[Saved entries]
[Start of section]
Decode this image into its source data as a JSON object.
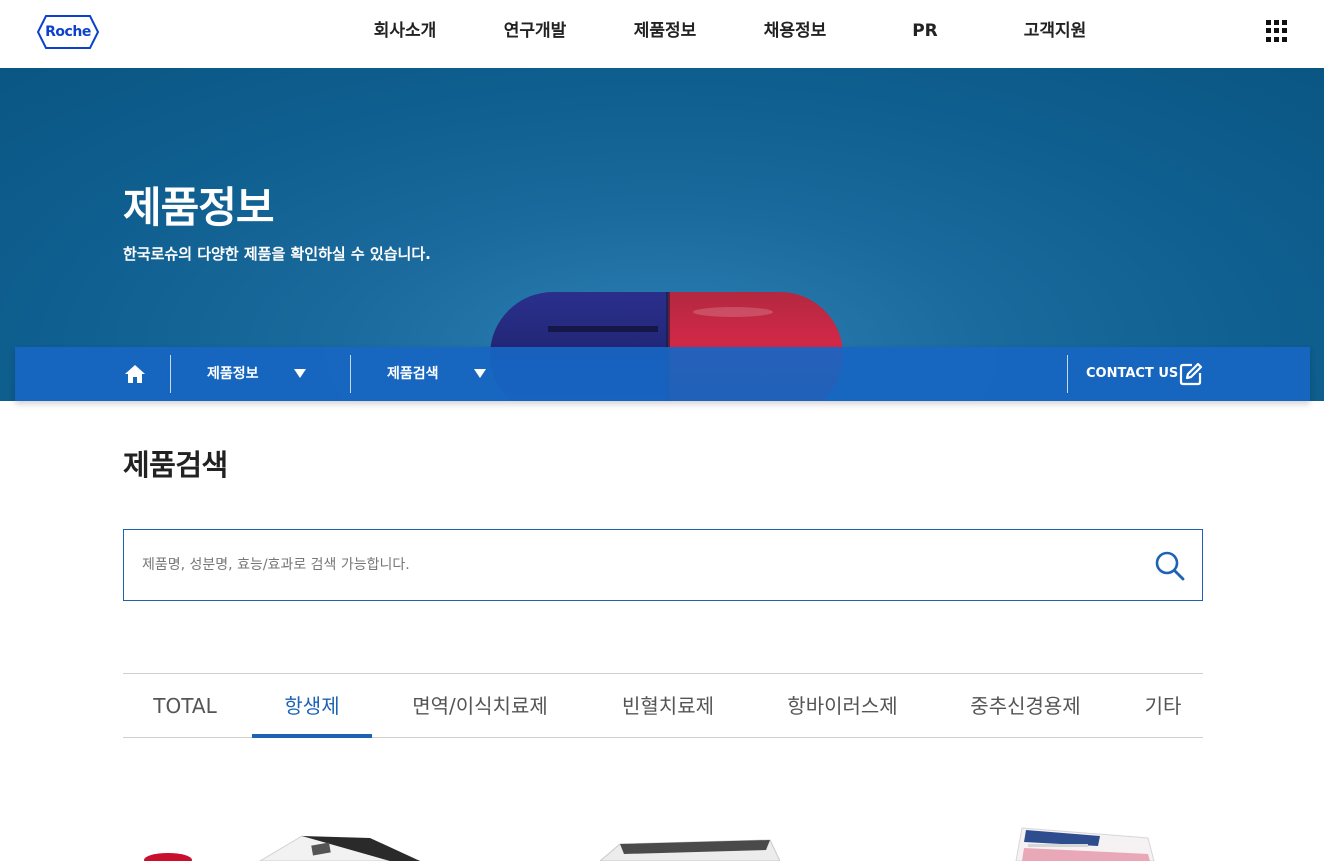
{
  "header": {
    "logo_text": "Roche",
    "nav": [
      "회사소개",
      "연구개발",
      "제품정보",
      "채용정보",
      "PR",
      "고객지원"
    ]
  },
  "hero": {
    "title": "제품정보",
    "subtitle": "한국로슈의 다양한 제품을 확인하실 수 있습니다."
  },
  "subnav": {
    "menu1": "제품정보",
    "menu2": "제품검색",
    "contact": "CONTACT US"
  },
  "main": {
    "title": "제품검색",
    "search_placeholder": "제품명, 성분명, 효능/효과로 검색 가능합니다.",
    "tabs": [
      "TOTAL",
      "항생제",
      "면역/이식치료제",
      "빈혈치료제",
      "항바이러스제",
      "중추신경용제",
      "기타"
    ],
    "active_tab": "항생제"
  },
  "colors": {
    "brand": "#0b41cd",
    "accent": "#1d63b3",
    "subnav": "#1766c3"
  },
  "icons": [
    "roche-logo-icon",
    "grid-menu-icon",
    "home-icon",
    "chevron-down-icon",
    "pencil-icon",
    "search-icon"
  ]
}
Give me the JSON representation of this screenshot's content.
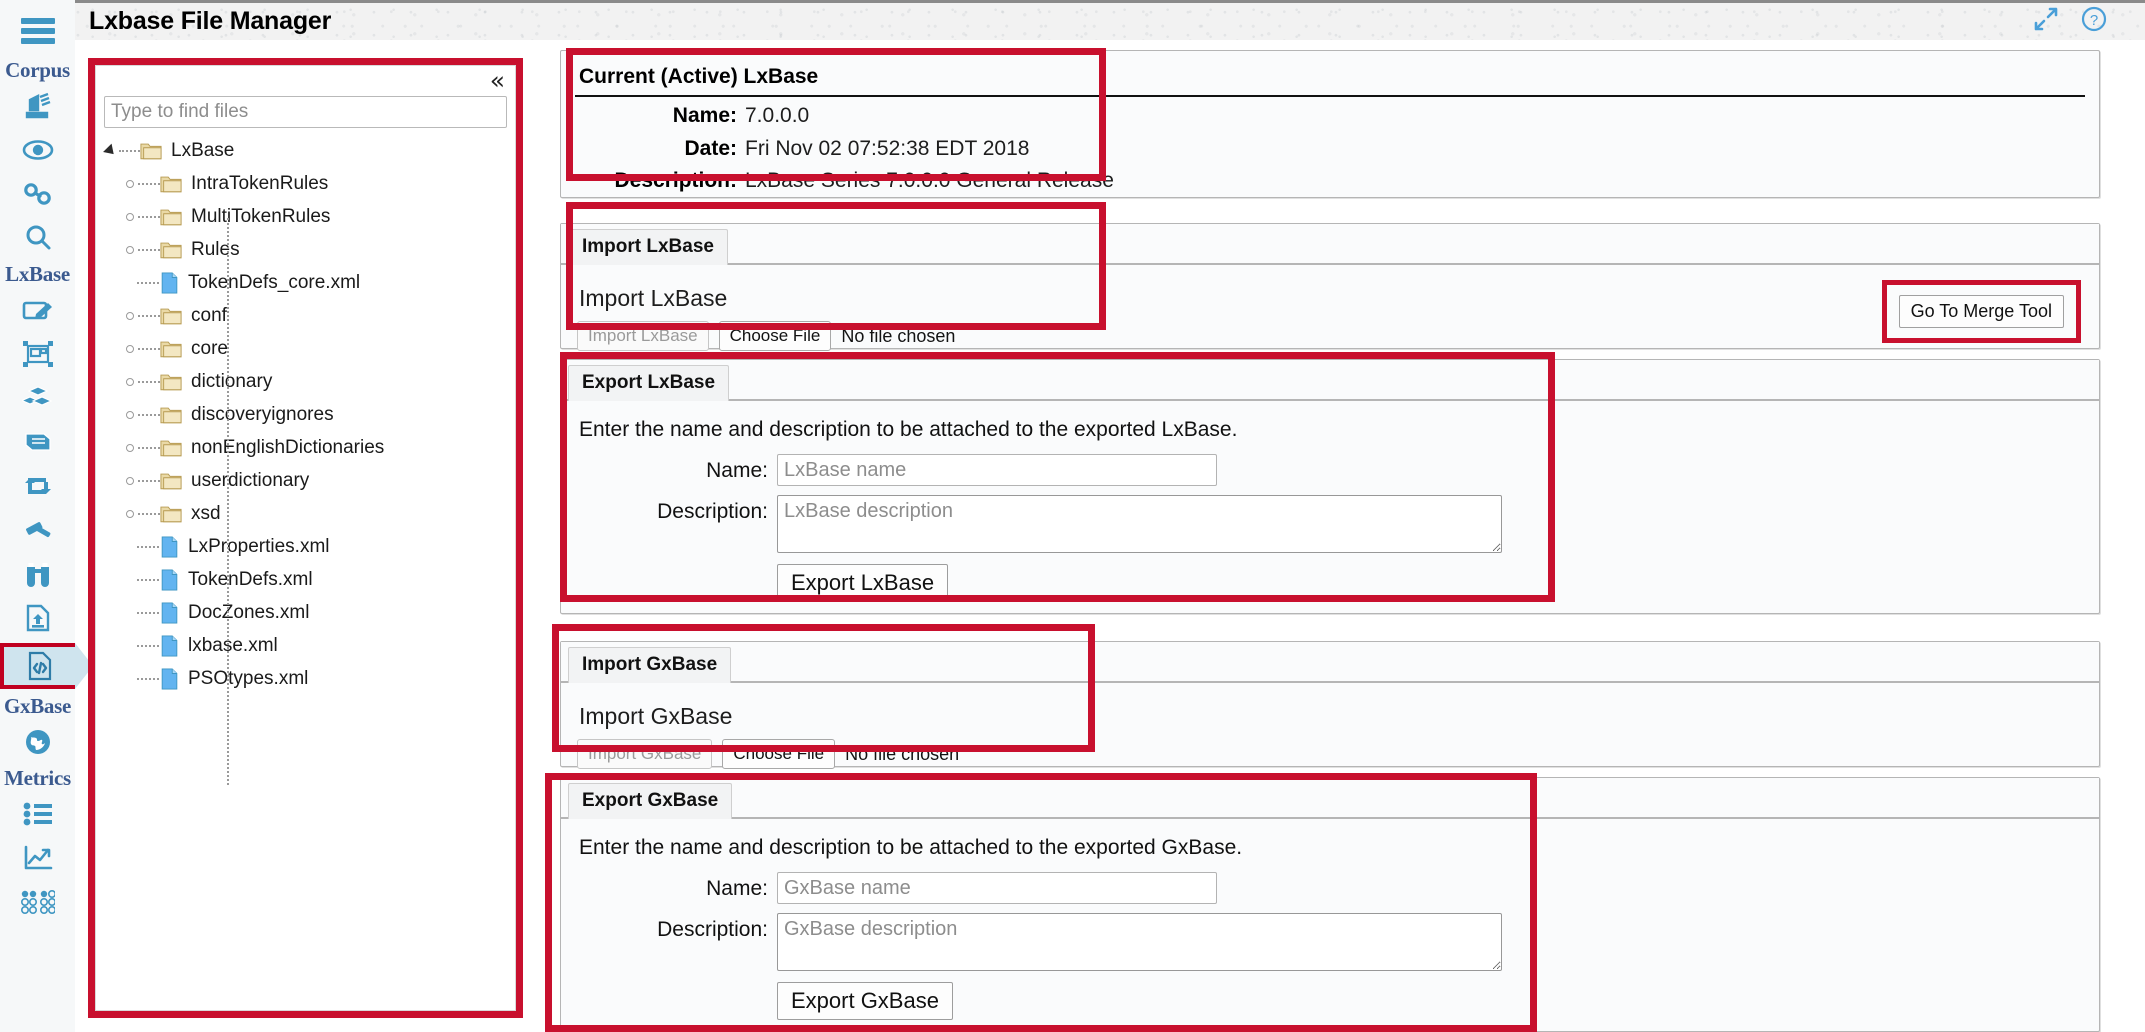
{
  "titlebar": {
    "title": "Lxbase File Manager",
    "expand_icon": "expand-arrows-icon",
    "help_icon": "question-circle-icon"
  },
  "rail": {
    "menu_icon": "hamburger-menu-icon",
    "groups": [
      {
        "label": "Corpus",
        "icons": [
          "documents-stack-icon",
          "eye-icon",
          "link-chain-icon",
          "magnifier-icon"
        ]
      },
      {
        "label": "LxBase",
        "icons": [
          "edit-pencil-icon",
          "layout-frame-icon",
          "blocks-icon",
          "book-icon",
          "refresh-loop-icon",
          "gavel-icon",
          "binoculars-icon",
          "file-upload-icon",
          "code-file-icon"
        ]
      },
      {
        "label": "GxBase",
        "icons": [
          "globe-icon"
        ]
      },
      {
        "label": "Metrics",
        "icons": [
          "list-icon",
          "trend-chart-icon",
          "dots-grid-icon"
        ]
      }
    ],
    "selected_icon": "code-file-icon"
  },
  "tree": {
    "collapse_icon": "double-chevron-left-icon",
    "search_placeholder": "Type to find files",
    "search_value": "",
    "nodes": [
      {
        "label": "LxBase",
        "type": "folder",
        "depth": 0,
        "expanded": true
      },
      {
        "label": "IntraTokenRules",
        "type": "folder",
        "depth": 1,
        "expanded": false
      },
      {
        "label": "MultiTokenRules",
        "type": "folder",
        "depth": 1,
        "expanded": false
      },
      {
        "label": "Rules",
        "type": "folder",
        "depth": 1,
        "expanded": false
      },
      {
        "label": "TokenDefs_core.xml",
        "type": "file",
        "depth": 1,
        "expanded": false
      },
      {
        "label": "conf",
        "type": "folder",
        "depth": 1,
        "expanded": false
      },
      {
        "label": "core",
        "type": "folder",
        "depth": 1,
        "expanded": false
      },
      {
        "label": "dictionary",
        "type": "folder",
        "depth": 1,
        "expanded": false
      },
      {
        "label": "discoveryignores",
        "type": "folder",
        "depth": 1,
        "expanded": false
      },
      {
        "label": "nonEnglishDictionaries",
        "type": "folder",
        "depth": 1,
        "expanded": false
      },
      {
        "label": "userdictionary",
        "type": "folder",
        "depth": 1,
        "expanded": false
      },
      {
        "label": "xsd",
        "type": "folder",
        "depth": 1,
        "expanded": false
      },
      {
        "label": "LxProperties.xml",
        "type": "file",
        "depth": 1,
        "expanded": false
      },
      {
        "label": "TokenDefs.xml",
        "type": "file",
        "depth": 1,
        "expanded": false
      },
      {
        "label": "DocZones.xml",
        "type": "file",
        "depth": 1,
        "expanded": false
      },
      {
        "label": "lxbase.xml",
        "type": "file",
        "depth": 1,
        "expanded": false
      },
      {
        "label": "PSOtypes.xml",
        "type": "file",
        "depth": 1,
        "expanded": false
      }
    ]
  },
  "current_lxbase": {
    "heading": "Current (Active) LxBase",
    "name_label": "Name:",
    "name_value": "7.0.0.0",
    "date_label": "Date:",
    "date_value": "Fri Nov 02 07:52:38 EDT 2018",
    "description_label": "Description:",
    "description_value": "LxBase Series 7.0.0.0 General Release"
  },
  "import_lxbase": {
    "tab_label": "Import LxBase",
    "section_title": "Import LxBase",
    "import_button": "Import LxBase",
    "choose_file_button": "Choose File",
    "no_file_text": "No file chosen",
    "merge_button": "Go To Merge Tool"
  },
  "export_lxbase": {
    "tab_label": "Export LxBase",
    "instruction": "Enter the name and description to be attached to the exported LxBase.",
    "name_label": "Name:",
    "name_placeholder": "LxBase name",
    "name_value": "",
    "description_label": "Description:",
    "description_placeholder": "LxBase description",
    "description_value": "",
    "export_button": "Export LxBase"
  },
  "import_gxbase": {
    "tab_label": "Import GxBase",
    "section_title": "Import GxBase",
    "import_button": "Import GxBase",
    "choose_file_button": "Choose File",
    "no_file_text": "No file chosen"
  },
  "export_gxbase": {
    "tab_label": "Export GxBase",
    "instruction": "Enter the name and description to be attached to the exported GxBase.",
    "name_label": "Name:",
    "name_placeholder": "GxBase name",
    "name_value": "",
    "description_label": "Description:",
    "description_placeholder": "GxBase description",
    "description_value": "",
    "export_button": "Export GxBase"
  },
  "colors": {
    "annotation_red": "#c8102e",
    "rail_accent": "#3f96c2",
    "rail_label": "#3b5a8f",
    "selected_bg": "#cfe4ee"
  }
}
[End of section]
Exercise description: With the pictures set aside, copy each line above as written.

Response to this task:
Decode this image into its source data as a JSON object.
{
  "header": {
    "logo_text": "Roche",
    "nav": [
      "회사소개",
      "연구개발",
      "제품정보",
      "채용정보",
      "PR",
      "고객지원"
    ]
  },
  "hero": {
    "title": "제품정보",
    "subtitle": "한국로슈의 다양한 제품을 확인하실 수 있습니다."
  },
  "subnav": {
    "menu1": "제품정보",
    "menu2": "제품검색",
    "contact": "CONTACT US"
  },
  "main": {
    "title": "제품검색",
    "search_placeholder": "제품명, 성분명, 효능/효과로 검색 가능합니다.",
    "tabs": [
      "TOTAL",
      "항생제",
      "면역/이식치료제",
      "빈혈치료제",
      "항바이러스제",
      "중추신경용제",
      "기타"
    ],
    "active_tab": "항생제"
  },
  "colors": {
    "brand": "#0b41cd",
    "accent": "#1d63b3",
    "subnav": "#1766c3"
  },
  "icons": [
    "roche-logo-icon",
    "grid-menu-icon",
    "home-icon",
    "chevron-down-icon",
    "pencil-icon",
    "search-icon"
  ]
}
Give me the JSON representation of this screenshot's content.
{
  "titlebar": {
    "title": "Lxbase File Manager",
    "expand_icon": "expand-arrows-icon",
    "help_icon": "question-circle-icon"
  },
  "rail": {
    "menu_icon": "hamburger-menu-icon",
    "groups": [
      {
        "label": "Corpus",
        "icons": [
          "documents-stack-icon",
          "eye-icon",
          "link-chain-icon",
          "magnifier-icon"
        ]
      },
      {
        "label": "LxBase",
        "icons": [
          "edit-pencil-icon",
          "layout-frame-icon",
          "blocks-icon",
          "book-icon",
          "refresh-loop-icon",
          "gavel-icon",
          "binoculars-icon",
          "file-upload-icon",
          "code-file-icon"
        ]
      },
      {
        "label": "GxBase",
        "icons": [
          "globe-icon"
        ]
      },
      {
        "label": "Metrics",
        "icons": [
          "list-icon",
          "trend-chart-icon",
          "dots-grid-icon"
        ]
      }
    ],
    "selected_icon": "code-file-icon"
  },
  "tree": {
    "collapse_icon": "double-chevron-left-icon",
    "search_placeholder": "Type to find files",
    "search_value": "",
    "nodes": [
      {
        "label": "LxBase",
        "type": "folder",
        "depth": 0,
        "expanded": true
      },
      {
        "label": "IntraTokenRules",
        "type": "folder",
        "depth": 1,
        "expanded": false
      },
      {
        "label": "MultiTokenRules",
        "type": "folder",
        "depth": 1,
        "expanded": false
      },
      {
        "label": "Rules",
        "type": "folder",
        "depth": 1,
        "expanded": false
      },
      {
        "label": "TokenDefs_core.xml",
        "type": "file",
        "depth": 1,
        "expanded": false
      },
      {
        "label": "conf",
        "type": "folder",
        "depth": 1,
        "expanded": false
      },
      {
        "label": "core",
        "type": "folder",
        "depth": 1,
        "expanded": false
      },
      {
        "label": "dictionary",
        "type": "folder",
        "depth": 1,
        "expanded": false
      },
      {
        "label": "discoveryignores",
        "type": "folder",
        "depth": 1,
        "expanded": false
      },
      {
        "label": "nonEnglishDictionaries",
        "type": "folder",
        "depth": 1,
        "expanded": false
      },
      {
        "label": "userdictionary",
        "type": "folder",
        "depth": 1,
        "expanded": false
      },
      {
        "label": "xsd",
        "type": "folder",
        "depth": 1,
        "expanded": false
      },
      {
        "label": "LxProperties.xml",
        "type": "file",
        "depth": 1,
        "expanded": false
      },
      {
        "label": "TokenDefs.xml",
        "type": "file",
        "depth": 1,
        "expanded": false
      },
      {
        "label": "DocZones.xml",
        "type": "file",
        "depth": 1,
        "expanded": false
      },
      {
        "label": "lxbase.xml",
        "type": "file",
        "depth": 1,
        "expanded": false
      },
      {
        "label": "PSOtypes.xml",
        "type": "file",
        "depth": 1,
        "expanded": false
      }
    ]
  },
  "current_lxbase": {
    "heading": "Current (Active) LxBase",
    "name_label": "Name:",
    "name_value": "7.0.0.0",
    "date_label": "Date:",
    "date_value": "Fri Nov 02 07:52:38 EDT 2018",
    "description_label": "Description:",
    "description_value": "LxBase Series 7.0.0.0 General Release"
  },
  "import_lxbase": {
    "tab_label": "Import LxBase",
    "section_title": "Import LxBase",
    "import_button": "Import LxBase",
    "choose_file_button": "Choose File",
    "no_file_text": "No file chosen",
    "merge_button": "Go To Merge Tool"
  },
  "export_lxbase": {
    "tab_label": "Export LxBase",
    "instruction": "Enter the name and description to be attached to the exported LxBase.",
    "name_label": "Name:",
    "name_placeholder": "LxBase name",
    "name_value": "",
    "description_label": "Description:",
    "description_placeholder": "LxBase description",
    "description_value": "",
    "export_button": "Export LxBase"
  },
  "import_gxbase": {
    "tab_label": "Import GxBase",
    "section_title": "Import GxBase",
    "import_button": "Import GxBase",
    "choose_file_button": "Choose File",
    "no_file_text": "No file chosen"
  },
  "export_gxbase": {
    "tab_label": "Export GxBase",
    "instruction": "Enter the name and description to be attached to the exported GxBase.",
    "name_label": "Name:",
    "name_placeholder": "GxBase name",
    "name_value": "",
    "description_label": "Description:",
    "description_placeholder": "GxBase description",
    "description_value": "",
    "export_button": "Export GxBase"
  },
  "colors": {
    "annotation_red": "#c8102e",
    "rail_accent": "#3f96c2",
    "rail_label": "#3b5a8f",
    "selected_bg": "#cfe4ee"
  }
}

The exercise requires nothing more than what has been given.